Gather from the listing below each line that includes the word "écran", and copy it.

▸ **Records for the exercise**
------------------------------------
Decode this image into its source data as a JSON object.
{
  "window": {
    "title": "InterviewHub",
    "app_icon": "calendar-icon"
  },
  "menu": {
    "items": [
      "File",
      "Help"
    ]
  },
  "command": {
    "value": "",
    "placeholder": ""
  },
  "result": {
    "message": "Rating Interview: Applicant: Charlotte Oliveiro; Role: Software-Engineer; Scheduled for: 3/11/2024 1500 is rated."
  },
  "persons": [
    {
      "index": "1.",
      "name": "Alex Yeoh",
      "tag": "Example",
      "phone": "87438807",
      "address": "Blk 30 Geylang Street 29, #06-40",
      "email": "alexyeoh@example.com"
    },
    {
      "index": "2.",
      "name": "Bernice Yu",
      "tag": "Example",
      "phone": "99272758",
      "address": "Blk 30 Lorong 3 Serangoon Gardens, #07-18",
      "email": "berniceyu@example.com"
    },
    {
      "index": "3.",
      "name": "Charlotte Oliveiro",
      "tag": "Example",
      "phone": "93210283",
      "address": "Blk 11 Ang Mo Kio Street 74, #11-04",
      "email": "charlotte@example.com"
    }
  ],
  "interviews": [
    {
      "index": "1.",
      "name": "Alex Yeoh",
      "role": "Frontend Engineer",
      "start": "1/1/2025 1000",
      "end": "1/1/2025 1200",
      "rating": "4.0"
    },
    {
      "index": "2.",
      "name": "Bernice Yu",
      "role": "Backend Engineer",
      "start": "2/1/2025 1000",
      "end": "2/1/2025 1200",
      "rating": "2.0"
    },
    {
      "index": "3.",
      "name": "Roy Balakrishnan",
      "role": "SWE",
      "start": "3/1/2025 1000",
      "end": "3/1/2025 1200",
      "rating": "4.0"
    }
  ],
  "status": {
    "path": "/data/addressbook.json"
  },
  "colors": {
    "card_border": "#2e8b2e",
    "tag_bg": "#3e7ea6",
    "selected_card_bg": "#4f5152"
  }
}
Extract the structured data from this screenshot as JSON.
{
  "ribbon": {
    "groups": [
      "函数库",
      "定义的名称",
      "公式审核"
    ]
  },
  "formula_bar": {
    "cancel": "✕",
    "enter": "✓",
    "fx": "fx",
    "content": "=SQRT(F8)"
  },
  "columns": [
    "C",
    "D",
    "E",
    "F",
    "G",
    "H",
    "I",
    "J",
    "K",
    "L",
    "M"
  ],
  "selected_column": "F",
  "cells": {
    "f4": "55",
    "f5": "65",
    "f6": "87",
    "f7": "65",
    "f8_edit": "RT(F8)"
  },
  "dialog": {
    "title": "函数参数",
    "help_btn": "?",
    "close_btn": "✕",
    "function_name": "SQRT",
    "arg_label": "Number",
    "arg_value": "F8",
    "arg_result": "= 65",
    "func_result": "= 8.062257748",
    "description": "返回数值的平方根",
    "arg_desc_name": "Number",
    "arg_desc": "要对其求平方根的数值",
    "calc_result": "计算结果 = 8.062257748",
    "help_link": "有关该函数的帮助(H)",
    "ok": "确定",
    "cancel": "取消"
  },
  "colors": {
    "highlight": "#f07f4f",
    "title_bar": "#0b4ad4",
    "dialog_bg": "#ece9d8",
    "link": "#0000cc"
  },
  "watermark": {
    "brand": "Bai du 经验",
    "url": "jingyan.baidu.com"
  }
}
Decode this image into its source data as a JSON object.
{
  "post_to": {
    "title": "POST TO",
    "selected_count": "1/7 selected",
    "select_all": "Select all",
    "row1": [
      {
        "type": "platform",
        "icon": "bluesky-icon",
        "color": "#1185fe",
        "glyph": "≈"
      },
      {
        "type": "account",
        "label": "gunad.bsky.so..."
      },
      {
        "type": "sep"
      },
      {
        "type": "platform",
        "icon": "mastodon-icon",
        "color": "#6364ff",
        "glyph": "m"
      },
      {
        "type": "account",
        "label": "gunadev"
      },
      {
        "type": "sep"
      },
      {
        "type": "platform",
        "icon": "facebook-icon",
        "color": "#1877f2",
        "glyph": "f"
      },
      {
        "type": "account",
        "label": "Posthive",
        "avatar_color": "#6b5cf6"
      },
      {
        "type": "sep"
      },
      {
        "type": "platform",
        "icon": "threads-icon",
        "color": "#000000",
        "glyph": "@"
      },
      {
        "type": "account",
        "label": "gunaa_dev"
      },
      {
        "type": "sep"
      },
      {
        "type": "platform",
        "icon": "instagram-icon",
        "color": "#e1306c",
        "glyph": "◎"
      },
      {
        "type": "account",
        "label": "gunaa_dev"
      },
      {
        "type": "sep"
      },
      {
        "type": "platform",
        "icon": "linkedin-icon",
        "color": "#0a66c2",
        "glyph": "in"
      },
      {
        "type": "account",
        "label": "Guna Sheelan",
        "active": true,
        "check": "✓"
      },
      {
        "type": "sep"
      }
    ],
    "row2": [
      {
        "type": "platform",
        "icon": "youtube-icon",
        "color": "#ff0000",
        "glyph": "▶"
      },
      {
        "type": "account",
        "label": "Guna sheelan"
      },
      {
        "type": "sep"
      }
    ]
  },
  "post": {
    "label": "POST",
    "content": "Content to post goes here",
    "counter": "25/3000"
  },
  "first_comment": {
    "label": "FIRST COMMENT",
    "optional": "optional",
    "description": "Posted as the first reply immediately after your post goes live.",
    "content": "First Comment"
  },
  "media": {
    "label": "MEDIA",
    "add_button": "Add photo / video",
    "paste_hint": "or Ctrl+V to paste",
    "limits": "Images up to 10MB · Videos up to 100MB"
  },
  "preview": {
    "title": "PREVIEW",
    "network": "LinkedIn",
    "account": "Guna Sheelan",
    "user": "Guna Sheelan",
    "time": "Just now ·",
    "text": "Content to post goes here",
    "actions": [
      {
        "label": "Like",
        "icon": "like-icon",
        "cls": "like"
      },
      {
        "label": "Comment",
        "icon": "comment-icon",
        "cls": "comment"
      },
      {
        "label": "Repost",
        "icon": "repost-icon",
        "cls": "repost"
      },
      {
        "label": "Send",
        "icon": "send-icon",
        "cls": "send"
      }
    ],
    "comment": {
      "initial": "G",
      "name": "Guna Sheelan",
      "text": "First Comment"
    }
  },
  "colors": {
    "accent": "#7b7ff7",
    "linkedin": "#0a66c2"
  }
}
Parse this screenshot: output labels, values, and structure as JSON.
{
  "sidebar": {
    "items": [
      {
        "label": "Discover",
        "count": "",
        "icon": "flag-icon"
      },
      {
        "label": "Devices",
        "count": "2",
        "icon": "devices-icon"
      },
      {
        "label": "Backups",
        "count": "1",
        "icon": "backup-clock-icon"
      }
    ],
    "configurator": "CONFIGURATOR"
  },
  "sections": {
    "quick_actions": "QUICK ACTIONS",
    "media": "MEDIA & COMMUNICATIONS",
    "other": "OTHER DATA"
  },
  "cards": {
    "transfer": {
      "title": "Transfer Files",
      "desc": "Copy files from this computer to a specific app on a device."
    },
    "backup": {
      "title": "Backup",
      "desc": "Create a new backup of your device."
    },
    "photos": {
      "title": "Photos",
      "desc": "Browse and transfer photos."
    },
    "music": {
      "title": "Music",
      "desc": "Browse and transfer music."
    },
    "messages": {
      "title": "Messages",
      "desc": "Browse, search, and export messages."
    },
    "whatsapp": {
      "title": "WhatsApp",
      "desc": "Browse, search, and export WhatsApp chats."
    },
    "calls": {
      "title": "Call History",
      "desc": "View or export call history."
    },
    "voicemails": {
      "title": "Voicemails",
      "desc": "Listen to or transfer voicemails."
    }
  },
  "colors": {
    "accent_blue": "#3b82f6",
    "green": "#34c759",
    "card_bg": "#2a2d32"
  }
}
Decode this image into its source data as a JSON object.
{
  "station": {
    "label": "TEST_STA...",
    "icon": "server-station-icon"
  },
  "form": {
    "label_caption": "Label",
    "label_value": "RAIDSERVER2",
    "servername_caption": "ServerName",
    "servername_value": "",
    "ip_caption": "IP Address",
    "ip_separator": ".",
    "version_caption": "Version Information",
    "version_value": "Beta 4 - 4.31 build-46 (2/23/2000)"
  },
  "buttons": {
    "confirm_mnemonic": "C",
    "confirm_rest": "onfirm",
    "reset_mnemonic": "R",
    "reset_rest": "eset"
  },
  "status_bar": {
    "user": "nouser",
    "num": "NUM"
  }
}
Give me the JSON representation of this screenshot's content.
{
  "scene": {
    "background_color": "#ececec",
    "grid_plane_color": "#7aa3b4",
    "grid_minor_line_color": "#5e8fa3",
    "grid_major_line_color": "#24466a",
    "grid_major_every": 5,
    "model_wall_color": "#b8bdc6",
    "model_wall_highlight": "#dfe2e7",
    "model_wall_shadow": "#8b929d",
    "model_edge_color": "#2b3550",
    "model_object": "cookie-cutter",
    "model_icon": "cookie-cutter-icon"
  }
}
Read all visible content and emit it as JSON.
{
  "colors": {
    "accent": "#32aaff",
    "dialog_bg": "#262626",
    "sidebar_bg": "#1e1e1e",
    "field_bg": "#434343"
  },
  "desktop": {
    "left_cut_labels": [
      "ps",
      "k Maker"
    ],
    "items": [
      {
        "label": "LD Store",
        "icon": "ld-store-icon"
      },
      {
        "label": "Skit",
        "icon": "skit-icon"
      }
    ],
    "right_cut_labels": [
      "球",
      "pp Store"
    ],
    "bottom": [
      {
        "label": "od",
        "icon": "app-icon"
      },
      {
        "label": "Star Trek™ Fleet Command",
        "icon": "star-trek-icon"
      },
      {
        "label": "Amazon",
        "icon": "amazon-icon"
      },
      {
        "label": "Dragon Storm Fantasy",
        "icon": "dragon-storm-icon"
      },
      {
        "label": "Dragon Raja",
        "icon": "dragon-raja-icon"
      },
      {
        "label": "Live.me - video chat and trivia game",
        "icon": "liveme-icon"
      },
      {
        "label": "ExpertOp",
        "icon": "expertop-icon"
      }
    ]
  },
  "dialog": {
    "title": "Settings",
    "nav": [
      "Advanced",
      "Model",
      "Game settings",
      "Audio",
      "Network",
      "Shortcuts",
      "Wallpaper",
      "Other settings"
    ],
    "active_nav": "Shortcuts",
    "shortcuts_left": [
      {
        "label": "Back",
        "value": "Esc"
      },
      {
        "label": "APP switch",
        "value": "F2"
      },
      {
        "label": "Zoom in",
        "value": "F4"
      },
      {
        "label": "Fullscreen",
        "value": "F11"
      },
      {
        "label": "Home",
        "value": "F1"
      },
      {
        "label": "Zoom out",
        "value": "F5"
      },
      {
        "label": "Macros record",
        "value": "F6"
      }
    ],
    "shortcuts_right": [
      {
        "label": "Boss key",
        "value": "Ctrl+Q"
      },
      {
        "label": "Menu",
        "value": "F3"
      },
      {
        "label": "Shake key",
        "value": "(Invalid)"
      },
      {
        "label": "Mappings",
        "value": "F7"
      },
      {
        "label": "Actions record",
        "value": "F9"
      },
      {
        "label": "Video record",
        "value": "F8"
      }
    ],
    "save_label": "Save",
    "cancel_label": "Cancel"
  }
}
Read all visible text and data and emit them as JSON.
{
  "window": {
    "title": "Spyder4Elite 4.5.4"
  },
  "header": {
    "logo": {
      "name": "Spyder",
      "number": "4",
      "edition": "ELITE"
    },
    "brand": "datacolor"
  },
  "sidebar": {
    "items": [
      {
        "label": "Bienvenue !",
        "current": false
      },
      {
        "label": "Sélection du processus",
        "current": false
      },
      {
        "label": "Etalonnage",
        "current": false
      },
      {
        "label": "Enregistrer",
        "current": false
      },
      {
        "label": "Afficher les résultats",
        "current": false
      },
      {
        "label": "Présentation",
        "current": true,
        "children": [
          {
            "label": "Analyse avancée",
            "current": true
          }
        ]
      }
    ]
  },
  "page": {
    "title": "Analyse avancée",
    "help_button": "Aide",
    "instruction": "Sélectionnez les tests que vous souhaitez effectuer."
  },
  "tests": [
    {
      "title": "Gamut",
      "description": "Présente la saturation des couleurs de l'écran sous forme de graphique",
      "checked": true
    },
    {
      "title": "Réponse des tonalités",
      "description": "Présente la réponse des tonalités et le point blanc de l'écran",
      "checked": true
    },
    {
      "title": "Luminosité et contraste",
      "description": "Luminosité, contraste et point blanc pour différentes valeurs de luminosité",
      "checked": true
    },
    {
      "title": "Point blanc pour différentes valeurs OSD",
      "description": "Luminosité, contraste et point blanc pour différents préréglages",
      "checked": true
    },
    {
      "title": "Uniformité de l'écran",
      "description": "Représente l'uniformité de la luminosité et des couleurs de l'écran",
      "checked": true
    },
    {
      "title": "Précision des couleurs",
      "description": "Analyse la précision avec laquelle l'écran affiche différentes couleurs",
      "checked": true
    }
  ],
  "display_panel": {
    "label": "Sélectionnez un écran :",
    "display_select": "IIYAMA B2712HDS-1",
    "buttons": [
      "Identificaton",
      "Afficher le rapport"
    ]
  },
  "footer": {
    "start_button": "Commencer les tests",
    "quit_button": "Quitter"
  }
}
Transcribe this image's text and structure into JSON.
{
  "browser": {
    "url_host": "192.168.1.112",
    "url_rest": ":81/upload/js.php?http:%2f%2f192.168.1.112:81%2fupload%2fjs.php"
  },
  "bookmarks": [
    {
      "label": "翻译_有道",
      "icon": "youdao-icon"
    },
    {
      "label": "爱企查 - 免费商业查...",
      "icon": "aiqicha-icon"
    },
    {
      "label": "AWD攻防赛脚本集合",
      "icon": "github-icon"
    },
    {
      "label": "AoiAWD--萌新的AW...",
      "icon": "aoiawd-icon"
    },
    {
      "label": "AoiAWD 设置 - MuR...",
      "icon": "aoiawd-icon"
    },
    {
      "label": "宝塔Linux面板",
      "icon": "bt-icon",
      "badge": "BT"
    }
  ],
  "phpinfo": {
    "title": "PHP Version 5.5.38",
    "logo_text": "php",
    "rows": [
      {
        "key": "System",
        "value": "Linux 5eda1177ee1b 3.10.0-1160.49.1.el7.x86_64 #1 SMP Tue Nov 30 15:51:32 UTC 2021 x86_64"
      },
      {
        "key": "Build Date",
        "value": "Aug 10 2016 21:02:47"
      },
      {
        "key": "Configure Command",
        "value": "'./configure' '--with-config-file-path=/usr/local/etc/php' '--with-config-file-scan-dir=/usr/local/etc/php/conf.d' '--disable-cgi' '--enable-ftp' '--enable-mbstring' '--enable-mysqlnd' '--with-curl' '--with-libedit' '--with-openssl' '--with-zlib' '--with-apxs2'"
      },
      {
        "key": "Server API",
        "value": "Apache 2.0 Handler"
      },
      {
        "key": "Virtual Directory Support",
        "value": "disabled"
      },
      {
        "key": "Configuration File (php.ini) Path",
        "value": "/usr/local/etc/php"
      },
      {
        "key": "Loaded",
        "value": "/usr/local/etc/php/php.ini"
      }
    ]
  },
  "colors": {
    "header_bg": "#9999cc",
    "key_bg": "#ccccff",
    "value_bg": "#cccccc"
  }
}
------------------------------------
▸ **Task answer**
      "description": "Présente la saturation des couleurs de l'écran sous forme de graphique",
      "description": "Présente la réponse des tonalités et le point blanc de l'écran",
      "title": "Uniformité de l'écran",
      "description": "Représente l'uniformité de la luminosité et des couleurs de l'écran",
      "description": "Analyse la précision avec laquelle l'écran affiche différentes couleurs",
    "label": "Sélectionnez un écran :",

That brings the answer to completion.